[Record set Boundary: Start]

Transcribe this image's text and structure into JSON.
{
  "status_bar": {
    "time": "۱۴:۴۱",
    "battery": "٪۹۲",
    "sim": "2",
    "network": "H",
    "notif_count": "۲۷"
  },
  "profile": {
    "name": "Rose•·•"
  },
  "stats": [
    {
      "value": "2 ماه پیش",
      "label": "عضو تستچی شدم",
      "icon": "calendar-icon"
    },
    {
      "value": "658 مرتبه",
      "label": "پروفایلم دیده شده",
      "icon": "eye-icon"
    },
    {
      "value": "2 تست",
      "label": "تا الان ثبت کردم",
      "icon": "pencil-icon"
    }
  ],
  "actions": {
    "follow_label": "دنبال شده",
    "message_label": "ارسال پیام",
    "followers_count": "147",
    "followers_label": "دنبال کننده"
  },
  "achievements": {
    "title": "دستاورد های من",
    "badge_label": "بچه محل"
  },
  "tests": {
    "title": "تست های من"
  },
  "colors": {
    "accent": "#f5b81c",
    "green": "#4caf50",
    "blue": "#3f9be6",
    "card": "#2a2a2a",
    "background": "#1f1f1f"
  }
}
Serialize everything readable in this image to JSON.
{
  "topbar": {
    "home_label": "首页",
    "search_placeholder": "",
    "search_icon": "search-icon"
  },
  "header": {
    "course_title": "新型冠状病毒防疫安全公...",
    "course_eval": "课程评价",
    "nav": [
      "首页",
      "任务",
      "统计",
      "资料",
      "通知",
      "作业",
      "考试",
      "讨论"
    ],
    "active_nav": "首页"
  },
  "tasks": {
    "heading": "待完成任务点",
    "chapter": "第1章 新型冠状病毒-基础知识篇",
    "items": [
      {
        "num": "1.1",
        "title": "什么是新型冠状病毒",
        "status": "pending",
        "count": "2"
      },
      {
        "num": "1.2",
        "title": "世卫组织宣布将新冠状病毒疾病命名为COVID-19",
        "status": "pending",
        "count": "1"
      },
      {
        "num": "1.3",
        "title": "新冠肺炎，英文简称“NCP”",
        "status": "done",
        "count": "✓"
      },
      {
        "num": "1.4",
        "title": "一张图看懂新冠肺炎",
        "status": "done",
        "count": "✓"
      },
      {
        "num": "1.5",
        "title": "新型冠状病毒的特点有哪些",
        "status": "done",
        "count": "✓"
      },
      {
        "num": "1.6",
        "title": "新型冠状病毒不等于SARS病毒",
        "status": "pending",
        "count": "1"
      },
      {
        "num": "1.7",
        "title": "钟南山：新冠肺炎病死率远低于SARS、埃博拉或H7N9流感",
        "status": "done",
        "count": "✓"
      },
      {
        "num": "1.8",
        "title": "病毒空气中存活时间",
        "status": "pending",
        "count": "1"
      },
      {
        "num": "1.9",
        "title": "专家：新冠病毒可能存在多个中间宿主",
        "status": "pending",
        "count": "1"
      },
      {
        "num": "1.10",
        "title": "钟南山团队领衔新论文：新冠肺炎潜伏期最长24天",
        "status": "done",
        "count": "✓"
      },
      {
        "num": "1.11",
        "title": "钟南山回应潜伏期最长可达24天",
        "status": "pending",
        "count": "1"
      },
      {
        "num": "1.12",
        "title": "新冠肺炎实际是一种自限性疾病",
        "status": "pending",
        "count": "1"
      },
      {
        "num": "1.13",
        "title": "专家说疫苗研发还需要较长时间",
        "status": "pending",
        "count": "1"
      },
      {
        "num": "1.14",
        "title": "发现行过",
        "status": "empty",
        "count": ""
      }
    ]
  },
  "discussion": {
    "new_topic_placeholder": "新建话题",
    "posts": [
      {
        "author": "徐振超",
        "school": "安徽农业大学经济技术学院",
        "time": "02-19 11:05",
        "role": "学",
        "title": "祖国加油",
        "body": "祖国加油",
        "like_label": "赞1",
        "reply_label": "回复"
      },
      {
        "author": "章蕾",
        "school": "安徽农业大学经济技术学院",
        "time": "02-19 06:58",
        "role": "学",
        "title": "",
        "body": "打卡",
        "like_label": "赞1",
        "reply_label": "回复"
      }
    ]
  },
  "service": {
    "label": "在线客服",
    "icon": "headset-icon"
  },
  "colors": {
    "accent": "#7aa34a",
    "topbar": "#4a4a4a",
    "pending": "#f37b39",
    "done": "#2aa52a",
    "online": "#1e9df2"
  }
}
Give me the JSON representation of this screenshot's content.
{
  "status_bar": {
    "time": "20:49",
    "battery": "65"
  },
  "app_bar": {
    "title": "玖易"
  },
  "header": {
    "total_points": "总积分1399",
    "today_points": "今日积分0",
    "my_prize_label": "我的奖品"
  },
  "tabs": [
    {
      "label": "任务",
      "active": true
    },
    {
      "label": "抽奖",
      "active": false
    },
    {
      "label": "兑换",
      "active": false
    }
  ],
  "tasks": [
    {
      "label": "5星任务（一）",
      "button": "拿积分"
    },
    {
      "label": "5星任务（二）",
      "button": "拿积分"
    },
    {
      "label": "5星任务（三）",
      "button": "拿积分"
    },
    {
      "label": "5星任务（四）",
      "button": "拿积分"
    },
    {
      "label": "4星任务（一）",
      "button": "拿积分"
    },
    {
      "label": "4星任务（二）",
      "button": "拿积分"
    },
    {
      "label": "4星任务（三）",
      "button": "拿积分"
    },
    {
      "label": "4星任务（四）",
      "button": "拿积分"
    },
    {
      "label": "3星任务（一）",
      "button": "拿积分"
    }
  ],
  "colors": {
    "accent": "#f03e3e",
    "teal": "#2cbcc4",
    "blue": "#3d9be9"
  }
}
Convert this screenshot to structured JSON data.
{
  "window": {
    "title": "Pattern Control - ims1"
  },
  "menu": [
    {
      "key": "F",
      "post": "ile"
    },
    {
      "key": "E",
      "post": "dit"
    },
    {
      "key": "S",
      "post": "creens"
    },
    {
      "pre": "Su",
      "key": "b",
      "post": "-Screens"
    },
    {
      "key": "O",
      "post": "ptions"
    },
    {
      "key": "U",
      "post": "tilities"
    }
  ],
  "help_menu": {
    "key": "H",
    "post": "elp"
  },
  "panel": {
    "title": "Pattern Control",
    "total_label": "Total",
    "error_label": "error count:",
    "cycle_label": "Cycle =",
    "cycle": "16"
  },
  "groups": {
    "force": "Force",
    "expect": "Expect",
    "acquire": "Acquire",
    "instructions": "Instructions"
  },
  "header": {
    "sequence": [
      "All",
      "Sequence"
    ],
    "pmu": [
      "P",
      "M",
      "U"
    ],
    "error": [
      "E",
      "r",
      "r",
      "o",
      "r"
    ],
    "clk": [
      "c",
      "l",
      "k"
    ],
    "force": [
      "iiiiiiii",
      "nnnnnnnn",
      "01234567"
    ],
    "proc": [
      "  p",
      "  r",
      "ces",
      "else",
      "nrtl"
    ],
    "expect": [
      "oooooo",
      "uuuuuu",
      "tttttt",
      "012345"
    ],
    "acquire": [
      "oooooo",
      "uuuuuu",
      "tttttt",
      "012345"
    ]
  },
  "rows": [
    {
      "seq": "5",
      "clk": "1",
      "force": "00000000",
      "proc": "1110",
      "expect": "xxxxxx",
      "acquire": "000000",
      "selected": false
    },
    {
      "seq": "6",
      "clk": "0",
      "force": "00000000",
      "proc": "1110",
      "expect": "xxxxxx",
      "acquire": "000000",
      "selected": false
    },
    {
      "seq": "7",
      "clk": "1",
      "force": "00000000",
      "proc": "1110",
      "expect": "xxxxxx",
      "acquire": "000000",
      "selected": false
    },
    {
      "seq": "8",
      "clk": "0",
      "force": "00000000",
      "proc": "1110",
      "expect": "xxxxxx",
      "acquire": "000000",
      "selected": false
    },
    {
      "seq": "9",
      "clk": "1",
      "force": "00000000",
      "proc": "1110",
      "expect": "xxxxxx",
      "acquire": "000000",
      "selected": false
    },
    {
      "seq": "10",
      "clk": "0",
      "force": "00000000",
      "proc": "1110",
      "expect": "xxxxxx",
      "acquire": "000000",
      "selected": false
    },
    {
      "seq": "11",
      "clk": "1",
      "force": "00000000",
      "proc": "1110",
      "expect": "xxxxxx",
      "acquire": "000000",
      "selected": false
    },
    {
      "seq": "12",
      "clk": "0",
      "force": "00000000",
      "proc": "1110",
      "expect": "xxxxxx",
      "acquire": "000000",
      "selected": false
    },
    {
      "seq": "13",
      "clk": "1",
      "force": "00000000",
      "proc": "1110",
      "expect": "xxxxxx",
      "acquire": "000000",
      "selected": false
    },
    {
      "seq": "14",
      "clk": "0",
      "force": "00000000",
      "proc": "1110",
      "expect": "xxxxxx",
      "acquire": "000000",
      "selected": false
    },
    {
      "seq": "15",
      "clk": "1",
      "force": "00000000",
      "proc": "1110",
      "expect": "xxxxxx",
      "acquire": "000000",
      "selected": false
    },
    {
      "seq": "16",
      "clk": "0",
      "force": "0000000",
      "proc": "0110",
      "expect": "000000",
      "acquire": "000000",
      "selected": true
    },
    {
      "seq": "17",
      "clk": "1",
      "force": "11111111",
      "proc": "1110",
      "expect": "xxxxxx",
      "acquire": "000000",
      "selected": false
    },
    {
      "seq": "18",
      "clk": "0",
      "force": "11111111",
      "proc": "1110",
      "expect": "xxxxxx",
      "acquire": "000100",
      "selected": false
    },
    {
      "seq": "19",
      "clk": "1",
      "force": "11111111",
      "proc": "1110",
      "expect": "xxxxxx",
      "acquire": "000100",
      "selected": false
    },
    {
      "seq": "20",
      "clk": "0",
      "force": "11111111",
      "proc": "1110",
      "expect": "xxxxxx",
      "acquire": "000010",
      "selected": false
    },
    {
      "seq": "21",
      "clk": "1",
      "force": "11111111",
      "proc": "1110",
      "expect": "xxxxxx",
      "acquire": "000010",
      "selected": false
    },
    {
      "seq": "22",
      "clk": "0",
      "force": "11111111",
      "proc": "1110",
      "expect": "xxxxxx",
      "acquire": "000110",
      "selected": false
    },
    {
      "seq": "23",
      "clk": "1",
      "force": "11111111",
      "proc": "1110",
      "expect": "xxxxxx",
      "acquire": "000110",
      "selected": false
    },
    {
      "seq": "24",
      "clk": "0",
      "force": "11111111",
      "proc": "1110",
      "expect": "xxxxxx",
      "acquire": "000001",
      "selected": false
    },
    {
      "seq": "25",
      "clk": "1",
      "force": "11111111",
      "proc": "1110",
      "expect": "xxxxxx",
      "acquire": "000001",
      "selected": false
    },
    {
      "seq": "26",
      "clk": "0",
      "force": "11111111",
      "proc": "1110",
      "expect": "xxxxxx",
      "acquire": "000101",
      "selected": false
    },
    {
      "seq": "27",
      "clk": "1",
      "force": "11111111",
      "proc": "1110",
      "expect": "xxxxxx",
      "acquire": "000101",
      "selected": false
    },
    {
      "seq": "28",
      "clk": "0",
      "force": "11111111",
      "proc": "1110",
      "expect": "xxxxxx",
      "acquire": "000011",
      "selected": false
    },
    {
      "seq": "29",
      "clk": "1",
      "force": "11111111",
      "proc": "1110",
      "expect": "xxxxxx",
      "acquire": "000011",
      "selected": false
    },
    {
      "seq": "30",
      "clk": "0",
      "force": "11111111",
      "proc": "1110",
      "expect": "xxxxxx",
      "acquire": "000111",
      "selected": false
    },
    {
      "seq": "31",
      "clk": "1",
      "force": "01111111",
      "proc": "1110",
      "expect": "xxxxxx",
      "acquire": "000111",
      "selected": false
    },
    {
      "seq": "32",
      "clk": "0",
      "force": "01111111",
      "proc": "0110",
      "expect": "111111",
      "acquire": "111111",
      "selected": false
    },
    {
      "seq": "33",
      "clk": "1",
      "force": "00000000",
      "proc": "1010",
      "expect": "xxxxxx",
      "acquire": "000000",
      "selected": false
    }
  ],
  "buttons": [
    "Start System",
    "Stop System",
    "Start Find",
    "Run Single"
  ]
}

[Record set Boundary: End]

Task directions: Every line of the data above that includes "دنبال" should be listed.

Answer section:
    "follow_label": "دنبال شده",
    "followers_label": "دنبال کننده"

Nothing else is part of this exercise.